Required work:
Among the lines below, count those containing the word "caption". Give the number only.

Information provided:
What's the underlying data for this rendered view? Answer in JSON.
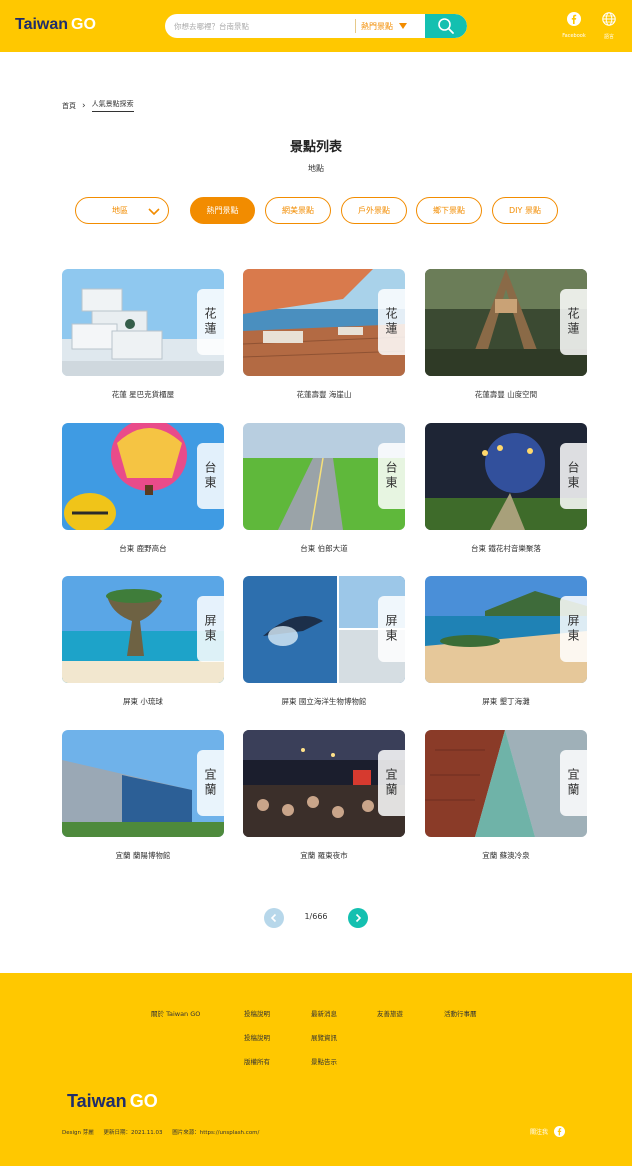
{
  "header": {
    "logo_main": "Taiwan",
    "logo_go": "GO",
    "search_placeholder": "你想去哪裡？台南景點",
    "search_category": "熱門景點",
    "facebook_label": "Facebook",
    "language_label": "語言",
    "colors": {
      "brand_yellow": "#ffc800",
      "accent_orange": "#f28c00",
      "teal": "#14c0b0",
      "navy": "#1f2d6b"
    }
  },
  "breadcrumb": {
    "home": "首頁",
    "current": "人氣景點探索"
  },
  "page": {
    "title": "景點列表",
    "subtitle": "地點"
  },
  "filters": {
    "region": "地區",
    "tags": [
      "熱門景點",
      "網美景點",
      "戶外景點",
      "鄉下景點",
      "DIY 景點"
    ],
    "active_tag": "熱門景點"
  },
  "cards": [
    {
      "region": "花蓮",
      "caption": "花蓮 星巴克貨櫃屋",
      "icon": "photo"
    },
    {
      "region": "花蓮",
      "caption": "花蓮壽豐 海崖山",
      "icon": "photo"
    },
    {
      "region": "花蓮",
      "caption": "花蓮壽豐 山度空間",
      "icon": "photo"
    },
    {
      "region": "台東",
      "caption": "台東 鹿野高台",
      "icon": "photo"
    },
    {
      "region": "台東",
      "caption": "台東 伯郎大道",
      "icon": "photo"
    },
    {
      "region": "台東",
      "caption": "台東 鐵花村音樂聚落",
      "icon": "photo"
    },
    {
      "region": "屏東",
      "caption": "屏東 小琉球",
      "icon": "photo"
    },
    {
      "region": "屏東",
      "caption": "屏東 國立海洋生物博物館",
      "icon": "photo"
    },
    {
      "region": "屏東",
      "caption": "屏東 墾丁海灘",
      "icon": "photo"
    },
    {
      "region": "宜蘭",
      "caption": "宜蘭 蘭陽博物館",
      "icon": "photo"
    },
    {
      "region": "宜蘭",
      "caption": "宜蘭 羅東夜市",
      "icon": "photo"
    },
    {
      "region": "宜蘭",
      "caption": "宜蘭 蘇澳冷泉",
      "icon": "photo"
    }
  ],
  "pagination": {
    "text": "1/666"
  },
  "footer": {
    "about": "關於 Taiwan GO",
    "col1": [
      "投稿說明",
      "投稿說明",
      "版權所有"
    ],
    "col2": [
      "最新消息",
      "展覽資訊",
      "景點告示"
    ],
    "col3": "友善旅遊",
    "col4": "活動行事曆",
    "logo_main": "Taiwan",
    "logo_go": "GO",
    "design": "Design 芽麗",
    "updated": "更新日期：2021.11.03",
    "source": "圖片來源：https://unsplash.com/",
    "follow": "關注我"
  }
}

Exercise response:
12